» THE DATA:

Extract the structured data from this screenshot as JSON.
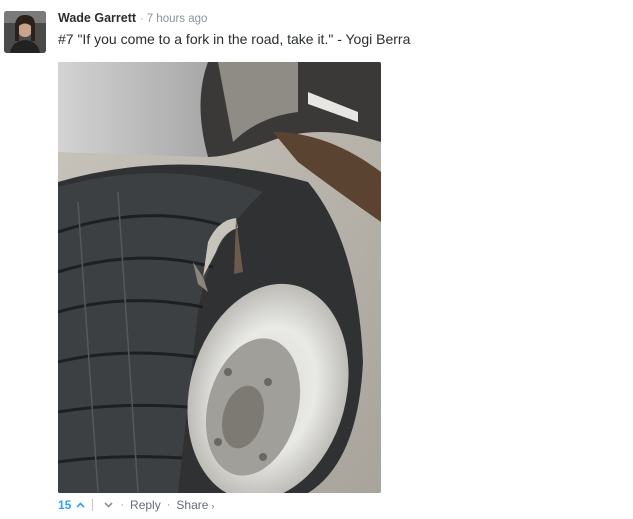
{
  "comment": {
    "author": "Wade Garrett",
    "time": "7 hours ago",
    "text": "#7 \"If you come to a fork in the road, take it.\" - Yogi Berra",
    "image_alt_icon": "photo-fork-in-tire",
    "votes": "15",
    "reply_label": "Reply",
    "share_label": "Share",
    "separator": "·",
    "share_chevron": "›"
  },
  "colors": {
    "vote_blue": "#2e9fff",
    "meta_gray": "#8a9399",
    "text_dark": "#2a2e2e"
  }
}
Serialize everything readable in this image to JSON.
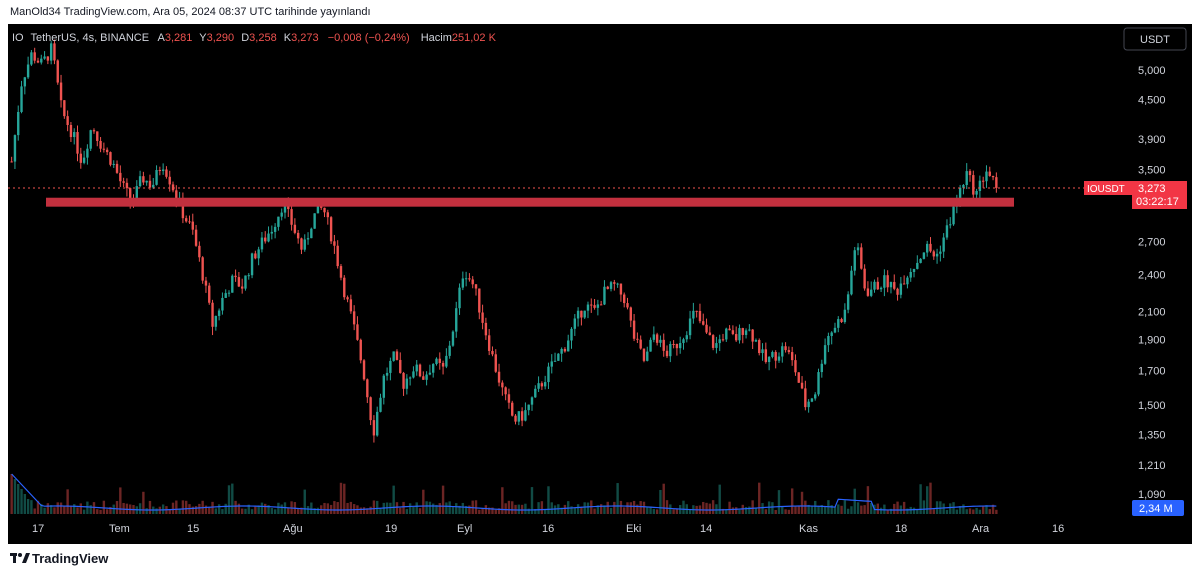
{
  "header": {
    "text": "ManOld34 TradingView.com, Ara 05, 2024 08:37 UTC tarihinde yayınlandı"
  },
  "footer": {
    "brand": "TradingView"
  },
  "legend": {
    "symbol": "IO",
    "pair": "TetherUS, 4s, BINANCE",
    "open_label": "A",
    "open": "3,281",
    "high_label": "Y",
    "high": "3,290",
    "low_label": "D",
    "low": "3,258",
    "close_label": "K",
    "close": "3,273",
    "change": "−0,008 (−0,24%)",
    "volume_label": "Hacim",
    "volume": "251,02 K"
  },
  "currency_button": "USDT",
  "price_label": {
    "symbol": "IOUSDT",
    "price": "3,273",
    "countdown": "03:22:17"
  },
  "volume_label": "2,34 M",
  "colors": {
    "up": "#26a69a",
    "down": "#ef5350",
    "band": "#c2303e",
    "price_tag": "#f23645",
    "volume_line": "#2962ff"
  },
  "chart_data": {
    "type": "candlestick",
    "symbol": "IOUSDT",
    "timeframe": "4s",
    "exchange": "BINANCE",
    "yaxis_ticks": [
      5.0,
      4.5,
      3.9,
      3.5,
      2.7,
      2.4,
      2.1,
      1.9,
      1.7,
      1.5,
      1.35,
      1.21,
      1.09
    ],
    "yaxis_tick_labels": [
      "5,000",
      "4,500",
      "3,900",
      "3,500",
      "2,700",
      "2,400",
      "2,100",
      "1,900",
      "1,700",
      "1,500",
      "1,350",
      "1,210",
      "1,090"
    ],
    "xaxis_tick_labels": [
      "17",
      "Tem",
      "15",
      "Ağu",
      "19",
      "Eyl",
      "16",
      "Eki",
      "14",
      "Kas",
      "18",
      "Ara",
      "16"
    ],
    "yscale": "log",
    "last_price": 3.273,
    "resistance_band": [
      3.06,
      3.16
    ],
    "price_path": [
      [
        0,
        3.6
      ],
      [
        1,
        4.8
      ],
      [
        2,
        5.3
      ],
      [
        3,
        5.1
      ],
      [
        4,
        5.4
      ],
      [
        5,
        4.3
      ],
      [
        6,
        4.0
      ],
      [
        7,
        3.6
      ],
      [
        8,
        4.1
      ],
      [
        9,
        3.8
      ],
      [
        10,
        3.6
      ],
      [
        11,
        3.3
      ],
      [
        12,
        3.1
      ],
      [
        13,
        3.4
      ],
      [
        14,
        3.3
      ],
      [
        15,
        3.6
      ],
      [
        16,
        3.3
      ],
      [
        17,
        3.0
      ],
      [
        18,
        2.8
      ],
      [
        19,
        2.4
      ],
      [
        20,
        2.0
      ],
      [
        21,
        2.2
      ],
      [
        22,
        2.35
      ],
      [
        23,
        2.3
      ],
      [
        24,
        2.55
      ],
      [
        25,
        2.7
      ],
      [
        26,
        2.85
      ],
      [
        27,
        3.1
      ],
      [
        28,
        2.85
      ],
      [
        29,
        2.6
      ],
      [
        30,
        2.95
      ],
      [
        31,
        3.05
      ],
      [
        32,
        2.7
      ],
      [
        33,
        2.3
      ],
      [
        34,
        2.0
      ],
      [
        35,
        1.7
      ],
      [
        36,
        1.36
      ],
      [
        37,
        1.65
      ],
      [
        38,
        1.78
      ],
      [
        39,
        1.62
      ],
      [
        40,
        1.72
      ],
      [
        41,
        1.66
      ],
      [
        42,
        1.75
      ],
      [
        43,
        1.7
      ],
      [
        44,
        2.0
      ],
      [
        45,
        2.45
      ],
      [
        46,
        2.3
      ],
      [
        47,
        2.0
      ],
      [
        48,
        1.75
      ],
      [
        49,
        1.55
      ],
      [
        50,
        1.42
      ],
      [
        51,
        1.45
      ],
      [
        52,
        1.55
      ],
      [
        53,
        1.65
      ],
      [
        54,
        1.75
      ],
      [
        55,
        1.85
      ],
      [
        56,
        2.0
      ],
      [
        57,
        2.15
      ],
      [
        58,
        2.1
      ],
      [
        59,
        2.25
      ],
      [
        60,
        2.3
      ],
      [
        61,
        2.2
      ],
      [
        62,
        1.9
      ],
      [
        63,
        1.75
      ],
      [
        64,
        1.95
      ],
      [
        65,
        1.8
      ],
      [
        66,
        1.85
      ],
      [
        67,
        1.95
      ],
      [
        68,
        2.1
      ],
      [
        69,
        1.95
      ],
      [
        70,
        1.85
      ],
      [
        71,
        1.95
      ],
      [
        72,
        1.9
      ],
      [
        73,
        2.0
      ],
      [
        74,
        1.9
      ],
      [
        75,
        1.75
      ],
      [
        76,
        1.8
      ],
      [
        77,
        1.85
      ],
      [
        78,
        1.7
      ],
      [
        79,
        1.5
      ],
      [
        80,
        1.58
      ],
      [
        81,
        1.9
      ],
      [
        82,
        2.0
      ],
      [
        83,
        2.1
      ],
      [
        84,
        2.7
      ],
      [
        85,
        2.25
      ],
      [
        86,
        2.3
      ],
      [
        87,
        2.35
      ],
      [
        88,
        2.25
      ],
      [
        89,
        2.4
      ],
      [
        90,
        2.5
      ],
      [
        91,
        2.65
      ],
      [
        92,
        2.55
      ],
      [
        93,
        2.8
      ],
      [
        94,
        3.1
      ],
      [
        95,
        3.45
      ],
      [
        96,
        3.2
      ],
      [
        97,
        3.5
      ],
      [
        98,
        3.273
      ]
    ]
  }
}
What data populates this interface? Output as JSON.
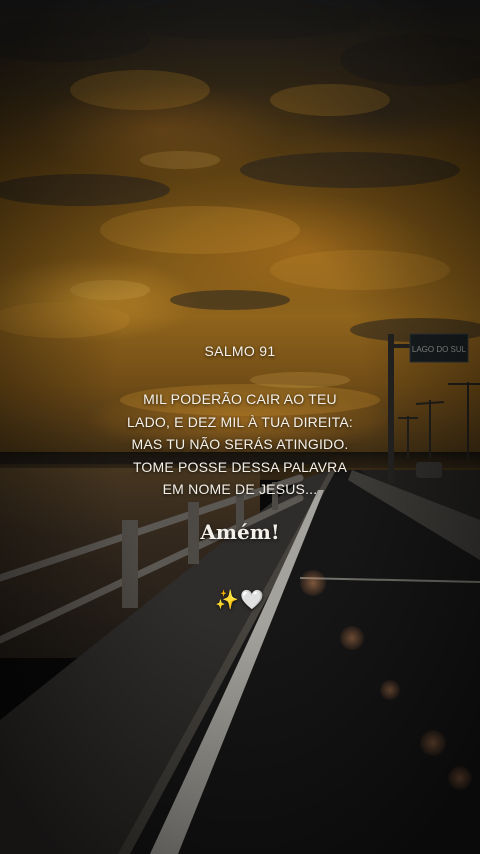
{
  "post": {
    "title": "SALMO 91",
    "verse_lines": [
      "MIL PODERÃO CAIR AO TEU",
      "LADO, E DEZ MIL À TUA DIREITA:",
      "MAS TU NÃO SERÁS ATINGIDO.",
      "TOME POSSE DESSA PALAVRA",
      "EM NOME DE JESUS..."
    ],
    "closing": "Amém!",
    "emojis": {
      "sparkles": "✨",
      "heart": "🤍"
    }
  },
  "scene": {
    "road_sign_text": "LAGO DO SUL",
    "colors": {
      "sky_gold": "#b07a22",
      "sky_dark": "#2a2b2c",
      "road": "#1c1b1a",
      "text": "#f4f1ea"
    }
  }
}
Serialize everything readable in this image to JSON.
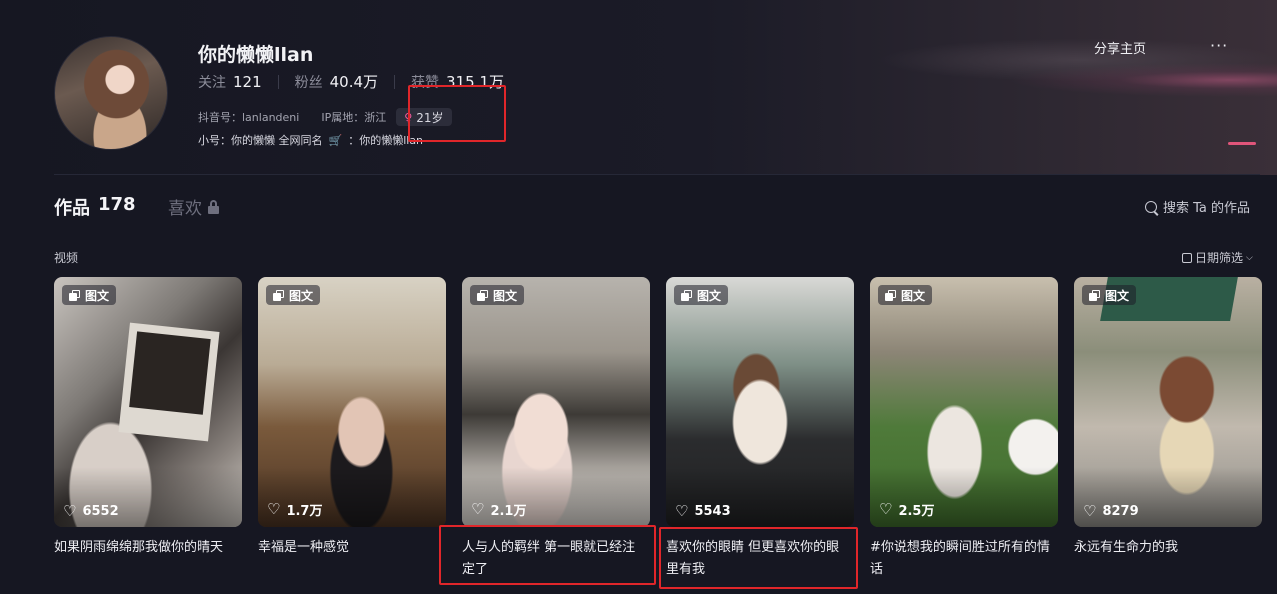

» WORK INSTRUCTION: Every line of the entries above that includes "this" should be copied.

» EXPECTED ANSWER:
Extract the structured data from this screenshot as JSON.
Serialize everything readable in this image to JSON.
What data populates this interface? Output as JSON.
Serialize everything readable in this image to JSON.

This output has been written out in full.